● Aim of the exercise
From the entries below, copy each line in which the word "name" occurs.

● Exercise inputs
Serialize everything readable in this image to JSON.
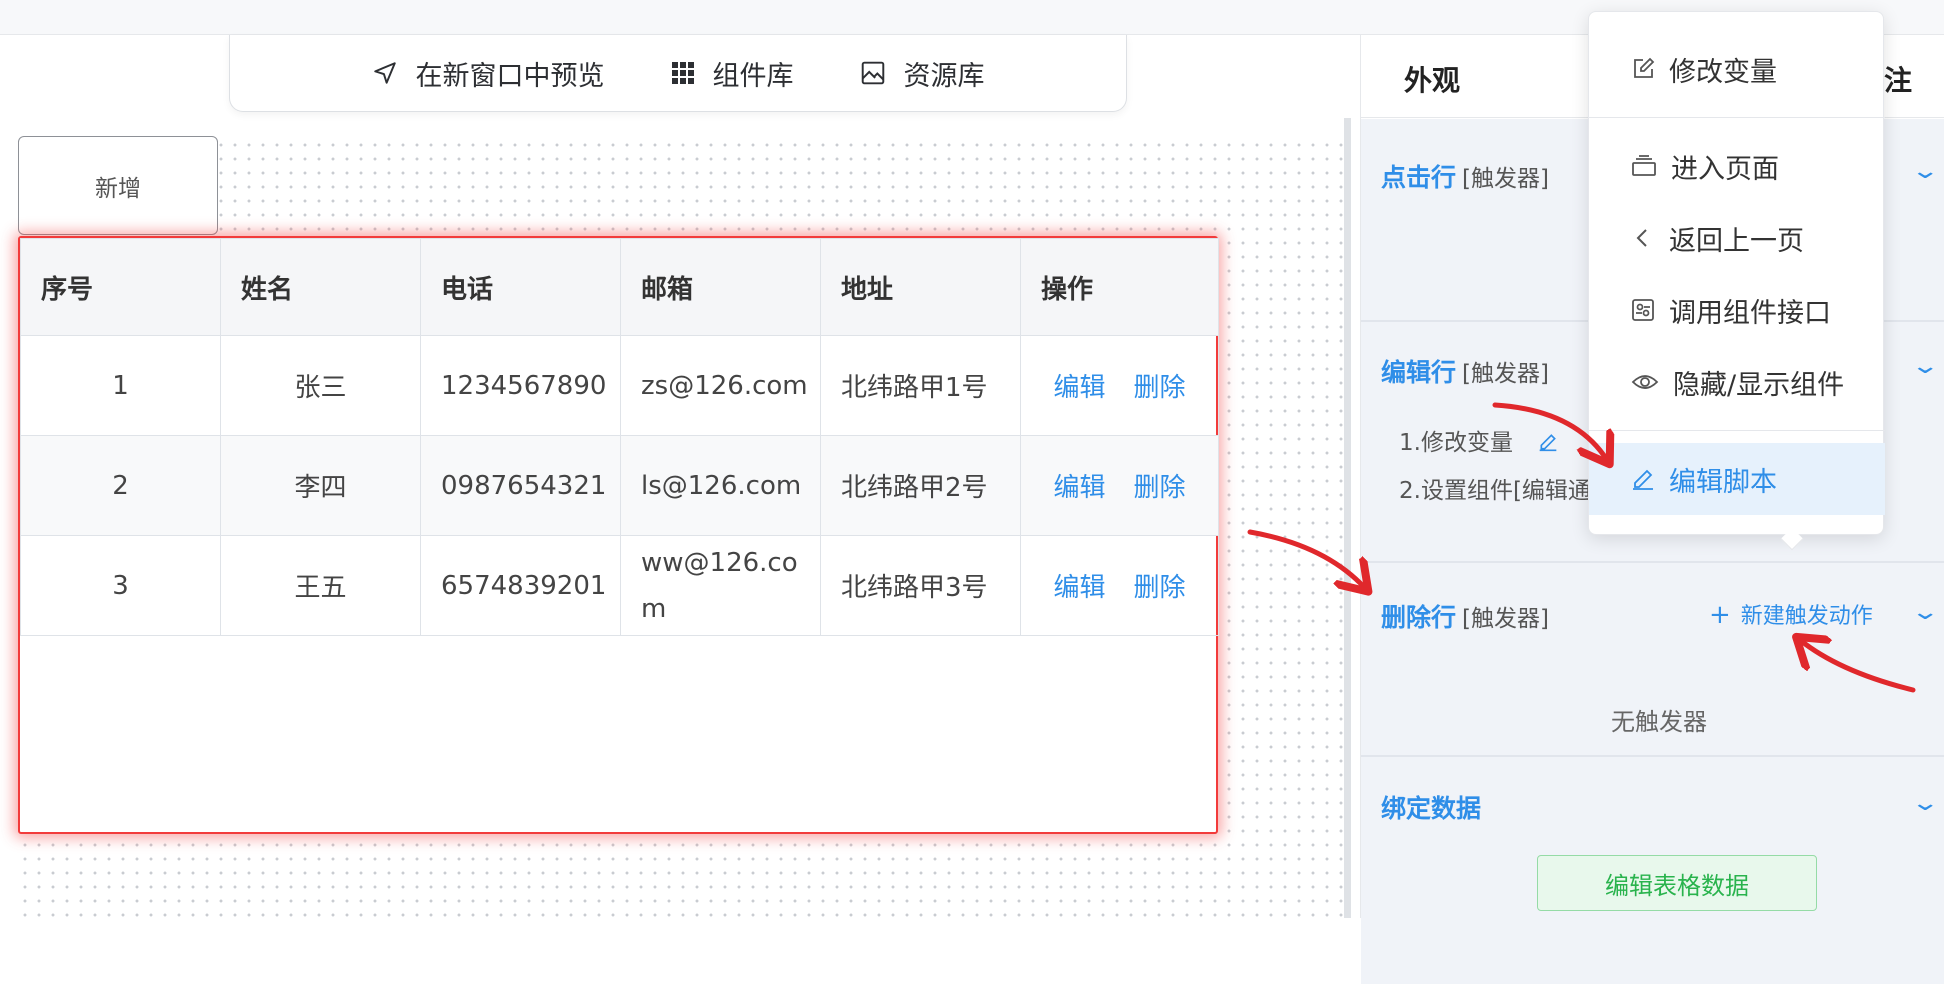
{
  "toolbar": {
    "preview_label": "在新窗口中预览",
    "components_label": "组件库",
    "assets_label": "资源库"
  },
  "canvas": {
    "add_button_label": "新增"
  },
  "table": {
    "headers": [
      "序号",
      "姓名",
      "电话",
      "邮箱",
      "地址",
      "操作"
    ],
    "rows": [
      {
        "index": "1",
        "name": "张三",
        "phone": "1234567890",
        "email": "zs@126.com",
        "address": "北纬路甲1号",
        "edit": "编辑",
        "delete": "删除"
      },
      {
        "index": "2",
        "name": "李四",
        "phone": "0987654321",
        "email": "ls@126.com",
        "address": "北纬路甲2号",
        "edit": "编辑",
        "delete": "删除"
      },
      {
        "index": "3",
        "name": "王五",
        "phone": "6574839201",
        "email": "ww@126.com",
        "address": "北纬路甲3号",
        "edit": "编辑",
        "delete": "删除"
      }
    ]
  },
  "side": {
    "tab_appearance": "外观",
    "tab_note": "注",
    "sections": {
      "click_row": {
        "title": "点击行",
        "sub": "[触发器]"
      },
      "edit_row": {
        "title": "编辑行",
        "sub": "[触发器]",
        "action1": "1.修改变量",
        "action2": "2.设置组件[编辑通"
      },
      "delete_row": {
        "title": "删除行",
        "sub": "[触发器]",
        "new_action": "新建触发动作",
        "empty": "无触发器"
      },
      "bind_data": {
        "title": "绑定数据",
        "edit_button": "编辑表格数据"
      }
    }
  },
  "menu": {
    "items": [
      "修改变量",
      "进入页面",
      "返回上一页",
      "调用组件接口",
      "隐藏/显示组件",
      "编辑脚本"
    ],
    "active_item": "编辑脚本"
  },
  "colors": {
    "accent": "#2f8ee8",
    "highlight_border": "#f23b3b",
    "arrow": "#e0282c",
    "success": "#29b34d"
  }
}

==

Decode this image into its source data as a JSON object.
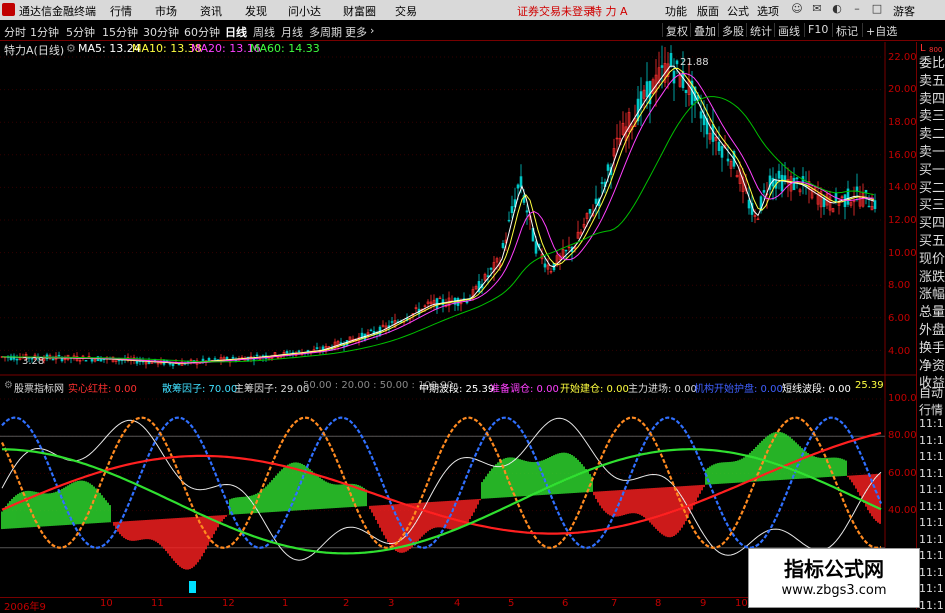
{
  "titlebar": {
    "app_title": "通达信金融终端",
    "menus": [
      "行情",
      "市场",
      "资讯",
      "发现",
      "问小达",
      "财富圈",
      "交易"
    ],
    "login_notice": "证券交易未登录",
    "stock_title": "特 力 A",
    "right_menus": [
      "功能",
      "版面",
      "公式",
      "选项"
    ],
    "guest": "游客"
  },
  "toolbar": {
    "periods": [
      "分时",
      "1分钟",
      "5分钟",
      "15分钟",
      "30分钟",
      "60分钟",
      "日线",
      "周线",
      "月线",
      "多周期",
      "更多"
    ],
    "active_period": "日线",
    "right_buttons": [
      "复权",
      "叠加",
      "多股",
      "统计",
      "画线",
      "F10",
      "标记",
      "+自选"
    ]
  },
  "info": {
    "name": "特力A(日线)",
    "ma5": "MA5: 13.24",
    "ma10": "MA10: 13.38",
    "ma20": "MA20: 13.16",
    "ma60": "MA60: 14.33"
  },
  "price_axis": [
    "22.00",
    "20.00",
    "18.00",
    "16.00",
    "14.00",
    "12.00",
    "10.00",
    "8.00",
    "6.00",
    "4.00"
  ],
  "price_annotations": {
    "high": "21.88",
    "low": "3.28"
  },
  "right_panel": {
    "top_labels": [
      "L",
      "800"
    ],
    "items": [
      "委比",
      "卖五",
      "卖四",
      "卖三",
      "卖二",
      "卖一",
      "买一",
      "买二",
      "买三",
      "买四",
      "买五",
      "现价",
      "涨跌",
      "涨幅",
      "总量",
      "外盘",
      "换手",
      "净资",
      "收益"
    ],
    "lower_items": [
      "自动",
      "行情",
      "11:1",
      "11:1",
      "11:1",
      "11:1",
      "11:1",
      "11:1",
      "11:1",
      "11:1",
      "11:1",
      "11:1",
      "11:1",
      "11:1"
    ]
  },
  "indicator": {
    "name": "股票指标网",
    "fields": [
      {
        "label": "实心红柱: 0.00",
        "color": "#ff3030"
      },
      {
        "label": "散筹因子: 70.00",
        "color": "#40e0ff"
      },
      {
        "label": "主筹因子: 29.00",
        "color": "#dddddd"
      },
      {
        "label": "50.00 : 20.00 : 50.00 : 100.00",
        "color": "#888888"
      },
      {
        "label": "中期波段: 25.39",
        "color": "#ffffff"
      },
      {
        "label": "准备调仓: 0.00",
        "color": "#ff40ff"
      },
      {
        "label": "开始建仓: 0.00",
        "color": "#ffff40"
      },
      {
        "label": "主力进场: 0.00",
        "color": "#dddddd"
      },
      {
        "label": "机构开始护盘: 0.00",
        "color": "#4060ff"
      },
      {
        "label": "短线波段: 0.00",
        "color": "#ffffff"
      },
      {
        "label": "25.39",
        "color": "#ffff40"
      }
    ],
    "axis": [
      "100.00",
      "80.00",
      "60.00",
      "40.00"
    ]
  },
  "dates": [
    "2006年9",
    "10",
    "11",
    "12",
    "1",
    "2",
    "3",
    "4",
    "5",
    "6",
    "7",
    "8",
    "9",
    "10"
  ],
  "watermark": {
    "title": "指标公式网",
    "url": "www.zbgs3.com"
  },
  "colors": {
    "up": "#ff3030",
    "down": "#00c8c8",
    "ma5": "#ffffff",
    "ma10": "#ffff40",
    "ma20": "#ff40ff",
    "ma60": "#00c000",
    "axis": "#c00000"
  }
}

● Result below
        "name": "张三",
        "name": "李四",
        "name": "王五",
    "name": "特力A(日线)",
    "name": "股票指标网",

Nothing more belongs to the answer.